* What the task asks *
Every record, apart from its pictures, should be repeated exactly.

* Data records *

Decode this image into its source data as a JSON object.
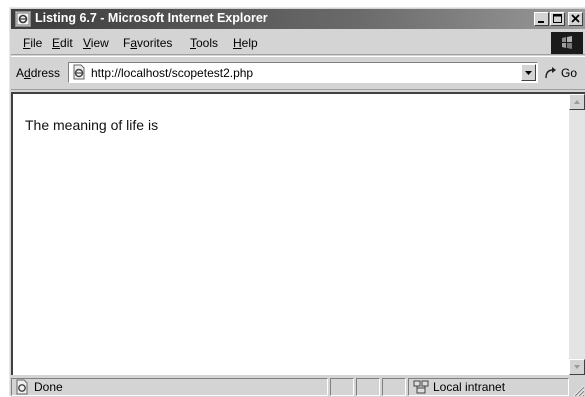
{
  "window": {
    "title": "Listing 6.7 - Microsoft Internet Explorer"
  },
  "menu": {
    "items": [
      {
        "underline": "F",
        "rest": "ile"
      },
      {
        "underline": "E",
        "rest": "dit"
      },
      {
        "underline": "V",
        "rest": "iew"
      },
      {
        "pre": "F",
        "underline": "a",
        "rest": "vorites"
      },
      {
        "underline": "T",
        "rest": "ools"
      },
      {
        "underline": "H",
        "rest": "elp"
      }
    ]
  },
  "address_bar": {
    "label_pre": "A",
    "label_underline": "d",
    "label_rest": "dress",
    "url": "http://localhost/scopetest2.php",
    "go_label": "Go"
  },
  "page": {
    "text": "The meaning of life is"
  },
  "status_bar": {
    "status": "Done",
    "zone": "Local intranet"
  },
  "icons": {
    "title": "ie-page-icon",
    "minimize": "minimize-icon",
    "maximize": "maximize-icon",
    "close": "close-icon",
    "throbber": "windows-logo-icon",
    "address_page": "ie-page-icon",
    "dropdown": "chevron-down-icon",
    "go": "go-arrow-icon",
    "scroll_up": "arrow-up-icon",
    "scroll_down": "arrow-down-icon",
    "status_page": "ie-page-icon",
    "zone": "intranet-computer-icon",
    "grip": "resize-grip-icon"
  }
}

* Exercise result *
Decode this image into its source data as a JSON object.
{
  "window": {
    "title": "Listing 6.7 - Microsoft Internet Explorer"
  },
  "menu": {
    "items": [
      {
        "underline": "F",
        "rest": "ile"
      },
      {
        "underline": "E",
        "rest": "dit"
      },
      {
        "underline": "V",
        "rest": "iew"
      },
      {
        "pre": "F",
        "underline": "a",
        "rest": "vorites"
      },
      {
        "underline": "T",
        "rest": "ools"
      },
      {
        "underline": "H",
        "rest": "elp"
      }
    ]
  },
  "address_bar": {
    "label_pre": "A",
    "label_underline": "d",
    "label_rest": "dress",
    "url": "http://localhost/scopetest2.php",
    "go_label": "Go"
  },
  "page": {
    "text": "The meaning of life is"
  },
  "status_bar": {
    "status": "Done",
    "zone": "Local intranet"
  },
  "icons": {
    "title": "ie-page-icon",
    "minimize": "minimize-icon",
    "maximize": "maximize-icon",
    "close": "close-icon",
    "throbber": "windows-logo-icon",
    "address_page": "ie-page-icon",
    "dropdown": "chevron-down-icon",
    "go": "go-arrow-icon",
    "scroll_up": "arrow-up-icon",
    "scroll_down": "arrow-down-icon",
    "status_page": "ie-page-icon",
    "zone": "intranet-computer-icon",
    "grip": "resize-grip-icon"
  }
}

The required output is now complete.